“We understand that this news is disappointing to the DMD community, and we feel the same sense of urgency that our families do when it comes to finding effective treatments,” explained the MDA’s chief medical and scientific officer, neurologist Valerie Cwik, M.D. “We hope this development will not significantly delay the process as the FDA ensures eteplirsen is safe and effective before it is brought into the clinic.”

Sarepta is now working to meet the criteria required by the FDA and is going to submit an application for an accelerated approval pathway, an option offered by the agency to accelerate the development of new drugs. In addition, the company is also studying other exon-skipping compounds that target the 53, 45, 50, 44, 52, and 8 exons of the dystrophin gene. The company expects to be able to develop these studies, which are not yet clinical trials, into DMD treatments.

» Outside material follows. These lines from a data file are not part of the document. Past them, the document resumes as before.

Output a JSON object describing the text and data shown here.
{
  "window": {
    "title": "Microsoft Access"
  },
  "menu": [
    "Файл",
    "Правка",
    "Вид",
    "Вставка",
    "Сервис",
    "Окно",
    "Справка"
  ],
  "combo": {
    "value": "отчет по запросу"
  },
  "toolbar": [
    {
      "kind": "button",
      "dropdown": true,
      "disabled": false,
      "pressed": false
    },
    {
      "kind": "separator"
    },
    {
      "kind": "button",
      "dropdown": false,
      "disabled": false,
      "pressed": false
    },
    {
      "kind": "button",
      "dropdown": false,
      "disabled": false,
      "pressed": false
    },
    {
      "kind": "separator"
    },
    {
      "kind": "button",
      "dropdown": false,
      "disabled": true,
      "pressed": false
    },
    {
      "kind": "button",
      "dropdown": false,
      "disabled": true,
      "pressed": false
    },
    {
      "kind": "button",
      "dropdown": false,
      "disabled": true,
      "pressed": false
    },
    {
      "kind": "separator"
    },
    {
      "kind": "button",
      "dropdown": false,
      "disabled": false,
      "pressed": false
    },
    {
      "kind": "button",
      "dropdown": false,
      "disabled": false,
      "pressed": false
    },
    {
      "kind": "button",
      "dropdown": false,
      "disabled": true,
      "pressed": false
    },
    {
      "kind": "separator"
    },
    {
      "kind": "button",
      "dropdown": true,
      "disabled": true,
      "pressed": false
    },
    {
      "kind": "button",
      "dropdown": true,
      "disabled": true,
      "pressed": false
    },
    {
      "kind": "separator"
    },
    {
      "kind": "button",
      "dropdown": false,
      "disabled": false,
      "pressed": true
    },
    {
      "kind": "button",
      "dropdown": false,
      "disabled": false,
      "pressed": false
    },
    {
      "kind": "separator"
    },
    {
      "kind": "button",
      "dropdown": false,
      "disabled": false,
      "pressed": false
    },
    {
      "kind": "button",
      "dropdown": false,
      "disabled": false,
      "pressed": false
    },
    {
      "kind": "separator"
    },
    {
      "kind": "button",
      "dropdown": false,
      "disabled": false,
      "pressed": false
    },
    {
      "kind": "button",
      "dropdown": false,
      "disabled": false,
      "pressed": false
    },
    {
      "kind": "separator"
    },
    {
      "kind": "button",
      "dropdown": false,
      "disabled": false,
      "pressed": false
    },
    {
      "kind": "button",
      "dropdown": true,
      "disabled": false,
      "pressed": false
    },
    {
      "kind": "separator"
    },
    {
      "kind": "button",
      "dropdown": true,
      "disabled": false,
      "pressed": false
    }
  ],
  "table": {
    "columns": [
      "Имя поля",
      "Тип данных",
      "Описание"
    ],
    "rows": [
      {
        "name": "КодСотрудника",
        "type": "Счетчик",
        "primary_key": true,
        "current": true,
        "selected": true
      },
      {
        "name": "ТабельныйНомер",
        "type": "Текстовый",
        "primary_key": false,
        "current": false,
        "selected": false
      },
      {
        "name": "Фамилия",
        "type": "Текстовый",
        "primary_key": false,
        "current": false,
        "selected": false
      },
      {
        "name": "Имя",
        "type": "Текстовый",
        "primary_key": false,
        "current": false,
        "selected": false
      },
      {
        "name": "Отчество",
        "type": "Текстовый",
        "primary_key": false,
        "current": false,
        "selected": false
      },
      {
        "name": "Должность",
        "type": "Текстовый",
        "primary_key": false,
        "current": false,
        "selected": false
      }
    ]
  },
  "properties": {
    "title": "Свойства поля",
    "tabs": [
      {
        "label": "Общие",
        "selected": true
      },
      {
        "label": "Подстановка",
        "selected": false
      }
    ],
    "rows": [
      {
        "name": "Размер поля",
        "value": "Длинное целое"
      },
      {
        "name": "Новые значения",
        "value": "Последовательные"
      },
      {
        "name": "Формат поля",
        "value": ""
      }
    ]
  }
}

The Dutch biotechnology company Prosensa also submitted a new drug application for its DMD drug called drisapersen to the FDA this past October using the accelerated approval method. In addition, the company also announced that it was planning on submitting a marketing authorization application to the European Medicines Agency (EMA) for conditional approval at the beginning of next year. The drug is designed to target exon 51 of the dystrophin gene for the treatment of DMD patients.

Last September, the company began the re-administration of drisapersen in their ongoing trials in both North America and Europe after having stopped due to discouraging preliminary results. The phase 3 trial conducted in 2003 failed its intentions to demonstrate the drug effectiveness on tests of walking distance or motor function at 48 weeks, compared to placebo. However, two new phase 2 trials revealed different and more encouraging results that influenced the company’s decision to start re-administering patients.

These above mentioned drug development profiles are among those that the MD Association considers to be the most promising for bringing new, commercially-available therapies to the DMD patient population in the near future.